#### Exercise brief
Look through the records below and state how many lines carry the string "Cerrar", adding nothing.

#### Extracted data
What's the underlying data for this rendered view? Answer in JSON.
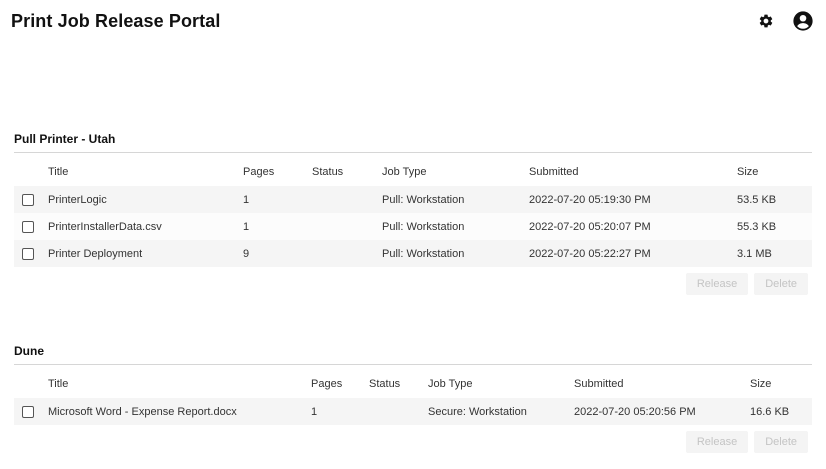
{
  "header": {
    "title": "Print Job Release Portal",
    "settings_icon": "gear-icon",
    "account_icon": "account-circle-icon"
  },
  "colors": {
    "text": "#222222",
    "row_odd": "#f5f5f5",
    "row_even": "#fcfcfc",
    "disabled_text": "#c4c4c4",
    "disabled_bg": "#f4f4f4"
  },
  "sections": [
    {
      "title": "Pull Printer - Utah",
      "columns": [
        "Title",
        "Pages",
        "Status",
        "Job Type",
        "Submitted",
        "Size"
      ],
      "rows": [
        {
          "title": "PrinterLogic",
          "pages": "1",
          "status": "",
          "job_type": "Pull: Workstation",
          "submitted": "2022-07-20 05:19:30 PM",
          "size": "53.5 KB"
        },
        {
          "title": "PrinterInstallerData.csv",
          "pages": "1",
          "status": "",
          "job_type": "Pull: Workstation",
          "submitted": "2022-07-20 05:20:07 PM",
          "size": "55.3 KB"
        },
        {
          "title": "Printer Deployment",
          "pages": "9",
          "status": "",
          "job_type": "Pull: Workstation",
          "submitted": "2022-07-20 05:22:27 PM",
          "size": "3.1 MB"
        }
      ],
      "release_label": "Release",
      "delete_label": "Delete"
    },
    {
      "title": "Dune",
      "columns": [
        "Title",
        "Pages",
        "Status",
        "Job Type",
        "Submitted",
        "Size"
      ],
      "rows": [
        {
          "title": "Microsoft Word - Expense Report.docx",
          "pages": "1",
          "status": "",
          "job_type": "Secure: Workstation",
          "submitted": "2022-07-20 05:20:56 PM",
          "size": "16.6 KB"
        }
      ],
      "release_label": "Release",
      "delete_label": "Delete"
    }
  ]
}
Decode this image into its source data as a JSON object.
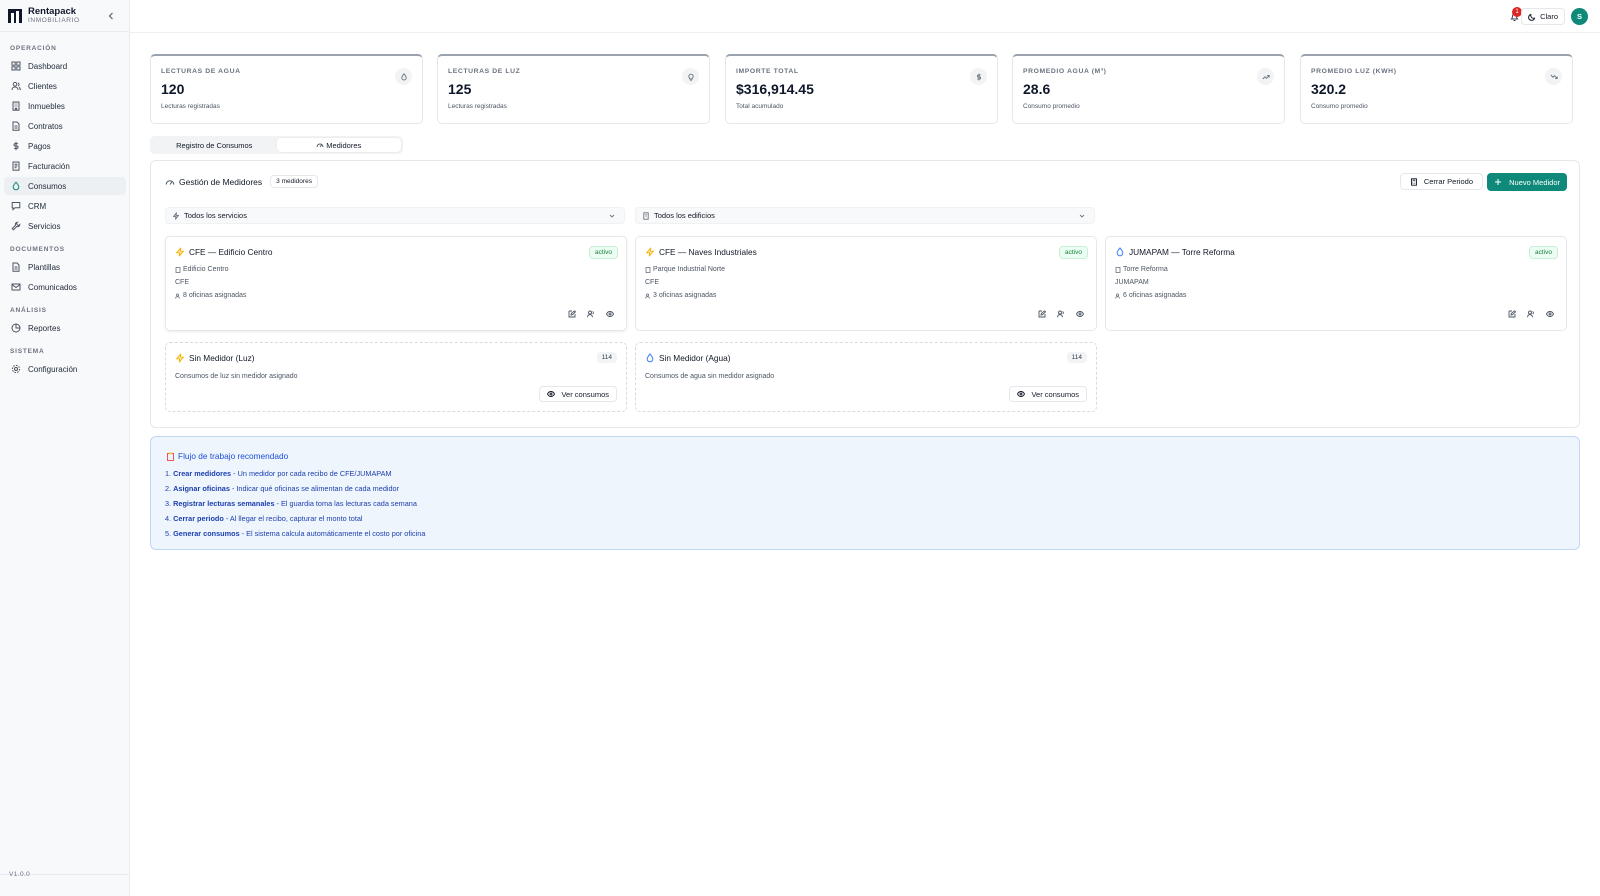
{
  "brand": {
    "name": "Rentapack",
    "subtitle": "INMOBILIARIO"
  },
  "sidebar": {
    "sections": [
      {
        "title": "OPERACIÓN",
        "items": [
          {
            "label": "Dashboard",
            "icon": "dashboard-icon"
          },
          {
            "label": "Clientes",
            "icon": "users-icon"
          },
          {
            "label": "Inmuebles",
            "icon": "building-icon"
          },
          {
            "label": "Contratos",
            "icon": "document-icon"
          },
          {
            "label": "Pagos",
            "icon": "dollar-icon"
          },
          {
            "label": "Facturación",
            "icon": "receipt-icon"
          },
          {
            "label": "Consumos",
            "icon": "gauge-icon",
            "active": true
          },
          {
            "label": "CRM",
            "icon": "chat-icon"
          },
          {
            "label": "Servicios",
            "icon": "wrench-icon"
          }
        ]
      },
      {
        "title": "DOCUMENTOS",
        "items": [
          {
            "label": "Plantillas",
            "icon": "document-icon"
          },
          {
            "label": "Comunicados",
            "icon": "mail-icon"
          }
        ]
      },
      {
        "title": "ANÁLISIS",
        "items": [
          {
            "label": "Reportes",
            "icon": "pie-chart-icon"
          }
        ]
      },
      {
        "title": "SISTEMA",
        "items": [
          {
            "label": "Configuración",
            "icon": "gear-icon"
          }
        ]
      }
    ],
    "version": "V1.0.0"
  },
  "topbar": {
    "notifications": "1",
    "theme_label": "Claro",
    "avatar_initial": "S"
  },
  "stats": [
    {
      "label": "LECTURAS DE AGUA",
      "value": "120",
      "sub": "Lecturas registradas",
      "icon": "droplet-icon"
    },
    {
      "label": "LECTURAS DE LUZ",
      "value": "125",
      "sub": "Lecturas registradas",
      "icon": "bulb-icon"
    },
    {
      "label": "IMPORTE TOTAL",
      "value": "$316,914.45",
      "sub": "Total acumulado",
      "icon": "dollar-icon"
    },
    {
      "label": "PROMEDIO AGUA (M³)",
      "value": "28.6",
      "sub": "Consumo promedio",
      "icon": "trend-up-icon"
    },
    {
      "label": "PROMEDIO LUZ (KWH)",
      "value": "320.2",
      "sub": "Consumo promedio",
      "icon": "trend-down-icon"
    }
  ],
  "tabs": [
    {
      "label": "Registro de Consumos"
    },
    {
      "label": "Medidores"
    }
  ],
  "panel": {
    "title": "Gestión de Medidores",
    "count": "3 medidores",
    "close_period": "Cerrar Periodo",
    "new_meter": "Nuevo Medidor",
    "filter_service": "Todos los servicios",
    "filter_building": "Todos los edificios"
  },
  "meters": [
    {
      "name": "CFE — Edificio Centro",
      "status": "activo",
      "building": "Edificio Centro",
      "provider": "CFE",
      "offices": "8 oficinas asignadas",
      "type": "luz"
    },
    {
      "name": "CFE — Naves Industriales",
      "status": "activo",
      "building": "Parque Industrial Norte",
      "provider": "CFE",
      "offices": "3 oficinas asignadas",
      "type": "luz"
    },
    {
      "name": "JUMAPAM — Torre Reforma",
      "status": "activo",
      "building": "Torre Reforma",
      "provider": "JUMAPAM",
      "offices": "6 oficinas asignadas",
      "type": "agua"
    }
  ],
  "unmetered": [
    {
      "title": "Sin Medidor (Luz)",
      "count": "114",
      "desc": "Consumos de luz sin medidor asignado",
      "button": "Ver consumos"
    },
    {
      "title": "Sin Medidor (Agua)",
      "count": "114",
      "desc": "Consumos de agua sin medidor asignado",
      "button": "Ver consumos"
    }
  ],
  "workflow": {
    "title": "Flujo de trabajo recomendado",
    "steps": [
      {
        "num": "1.",
        "bold": "Crear medidores",
        "text": " - Un medidor por cada recibo de CFE/JUMAPAM"
      },
      {
        "num": "2.",
        "bold": "Asignar oficinas",
        "text": " - Indicar qué oficinas se alimentan de cada medidor"
      },
      {
        "num": "3.",
        "bold": "Registrar lecturas semanales",
        "text": " - El guardia toma las lecturas cada semana"
      },
      {
        "num": "4.",
        "bold": "Cerrar periodo",
        "text": " - Al llegar el recibo, capturar el monto total"
      },
      {
        "num": "5.",
        "bold": "Generar consumos",
        "text": " - El sistema calcula automáticamente el costo por oficina"
      }
    ]
  },
  "colors": {
    "accent": "#0f8a7a",
    "bolt": "#f5b301",
    "water": "#3b82f6",
    "info_text": "#1e40af"
  }
}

#### Answer
2